A popular opposition social media activist arrested on a charge of “spreading hatred” against the security forces was released from custody on Wednesday after the high court overturned his third detention order.
Shammoon ‘Lucas’ Jaleel was arrested on June 29 over a tweet in which he likened police officers to a streak of tigers. The 27-year-old spent one month and seven days at the police detention centre on the island of Dhoonidhoo.
Despite overturning the criminal court’s third order to hold Lucas in remand detention, a three-judge panel at the high court imposed four conditions for his release, which will be applicable until charges are dropped or he is sentenced after a trial.
Lucas is prohibited from carrying out or participating in any activity that hinders law enforcement officers, impugning the honour and reputation of such institutions, and leaving the country without permission.
He must also cooperate with the police if they wish to search his home and present electronic communication devices upon request.
After his release, Lucas told the Maldives Independent that he was happy and encouraged by the high court’s decision.
He also vowed to continue his activism.
“I have always, and will continue to advocate for freedom of speech and opinion, for justice, democracy and good governance,” he said.
“I am so grateful to see the flood of support I received when I was inside. I am at a loss for words, I don’t know how to thank everyone.”
Lucas’s offending tweet was posted with a photo of a dozen police officers confiscating tables at a tea party organised by the opposition alongside the photo of a streak of tigers playing in the snow.
“Some animals were sent to earth in the shape of humans,” he wrote.
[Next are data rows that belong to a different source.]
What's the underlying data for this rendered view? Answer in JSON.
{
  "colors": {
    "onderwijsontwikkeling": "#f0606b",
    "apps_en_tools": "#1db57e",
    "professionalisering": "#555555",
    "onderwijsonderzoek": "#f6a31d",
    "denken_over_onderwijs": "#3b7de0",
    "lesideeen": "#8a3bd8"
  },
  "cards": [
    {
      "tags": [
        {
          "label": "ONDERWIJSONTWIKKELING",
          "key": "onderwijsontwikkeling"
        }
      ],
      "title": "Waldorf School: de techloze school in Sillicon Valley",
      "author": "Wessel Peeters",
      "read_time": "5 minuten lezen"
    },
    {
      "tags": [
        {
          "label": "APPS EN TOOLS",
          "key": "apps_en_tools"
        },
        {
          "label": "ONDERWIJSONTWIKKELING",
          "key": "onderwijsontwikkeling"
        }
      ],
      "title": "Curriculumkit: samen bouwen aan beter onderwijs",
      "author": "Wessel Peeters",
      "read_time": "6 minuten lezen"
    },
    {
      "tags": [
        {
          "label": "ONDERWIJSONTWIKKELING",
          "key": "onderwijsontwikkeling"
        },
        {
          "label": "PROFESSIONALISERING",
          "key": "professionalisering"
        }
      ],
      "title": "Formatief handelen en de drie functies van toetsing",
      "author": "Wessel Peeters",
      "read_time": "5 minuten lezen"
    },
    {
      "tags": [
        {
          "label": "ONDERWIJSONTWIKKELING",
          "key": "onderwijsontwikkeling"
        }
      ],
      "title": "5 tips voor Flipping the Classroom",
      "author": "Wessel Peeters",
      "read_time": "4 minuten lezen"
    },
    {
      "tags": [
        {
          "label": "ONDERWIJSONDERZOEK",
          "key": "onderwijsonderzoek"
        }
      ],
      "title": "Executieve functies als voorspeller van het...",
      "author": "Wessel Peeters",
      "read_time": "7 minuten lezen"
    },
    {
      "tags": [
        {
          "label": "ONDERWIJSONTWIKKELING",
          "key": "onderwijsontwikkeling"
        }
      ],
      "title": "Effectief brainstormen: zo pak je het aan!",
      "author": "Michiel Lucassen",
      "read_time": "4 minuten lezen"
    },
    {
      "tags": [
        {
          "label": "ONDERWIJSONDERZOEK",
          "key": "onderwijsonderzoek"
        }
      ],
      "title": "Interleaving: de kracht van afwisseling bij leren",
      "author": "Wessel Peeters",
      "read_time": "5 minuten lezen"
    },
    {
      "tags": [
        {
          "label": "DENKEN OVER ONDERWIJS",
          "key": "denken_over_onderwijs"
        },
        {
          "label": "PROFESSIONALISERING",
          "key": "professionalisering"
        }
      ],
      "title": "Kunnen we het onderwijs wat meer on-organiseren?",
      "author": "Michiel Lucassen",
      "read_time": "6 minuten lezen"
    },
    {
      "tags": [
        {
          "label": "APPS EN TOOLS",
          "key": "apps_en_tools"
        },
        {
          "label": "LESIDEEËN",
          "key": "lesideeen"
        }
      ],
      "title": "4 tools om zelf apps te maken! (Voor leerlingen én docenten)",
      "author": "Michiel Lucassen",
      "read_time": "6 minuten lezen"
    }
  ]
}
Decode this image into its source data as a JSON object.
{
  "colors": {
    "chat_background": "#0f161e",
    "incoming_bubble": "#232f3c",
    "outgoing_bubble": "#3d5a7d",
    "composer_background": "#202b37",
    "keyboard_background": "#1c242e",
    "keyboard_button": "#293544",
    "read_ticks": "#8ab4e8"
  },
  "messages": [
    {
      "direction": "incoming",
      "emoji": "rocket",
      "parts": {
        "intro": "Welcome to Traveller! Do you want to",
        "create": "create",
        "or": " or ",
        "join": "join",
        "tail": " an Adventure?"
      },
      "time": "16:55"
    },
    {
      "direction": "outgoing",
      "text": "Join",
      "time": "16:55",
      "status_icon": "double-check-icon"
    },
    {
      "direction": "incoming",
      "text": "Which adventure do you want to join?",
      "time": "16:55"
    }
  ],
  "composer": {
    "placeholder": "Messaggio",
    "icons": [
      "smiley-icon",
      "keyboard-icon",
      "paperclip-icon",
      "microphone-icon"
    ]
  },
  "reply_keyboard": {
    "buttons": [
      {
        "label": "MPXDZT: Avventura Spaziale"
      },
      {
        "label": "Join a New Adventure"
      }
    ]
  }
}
An active member of the main opposition Maldivian Democratic Party’s youth wing and an outspoken critic of President Abdulla Yameen, Lucas has over 15,000 followers on Twitter.
Before his arrest, Lucas live-tweeted heavy-handed police crackdowns on the opposition’s weekly prayer gathering and the tea party.
He was arrested days before the ruling party-dominated parliament approved a new law re-criminalising defamation as well as content and speech that threaten national security, breach social norms and Islamic tenets.
The police obtained an arrest warrant after submitting a secret police intelligence report. He was accused of conspiring with others and using social media to “foment unrest in society and incite hatred among the public towards the security forces.”
The warrant also authorised the police to confiscate his phone.
Two opposition MPs are also under investigation over tweets that police said encouraged violence against police officers, a claim they denied.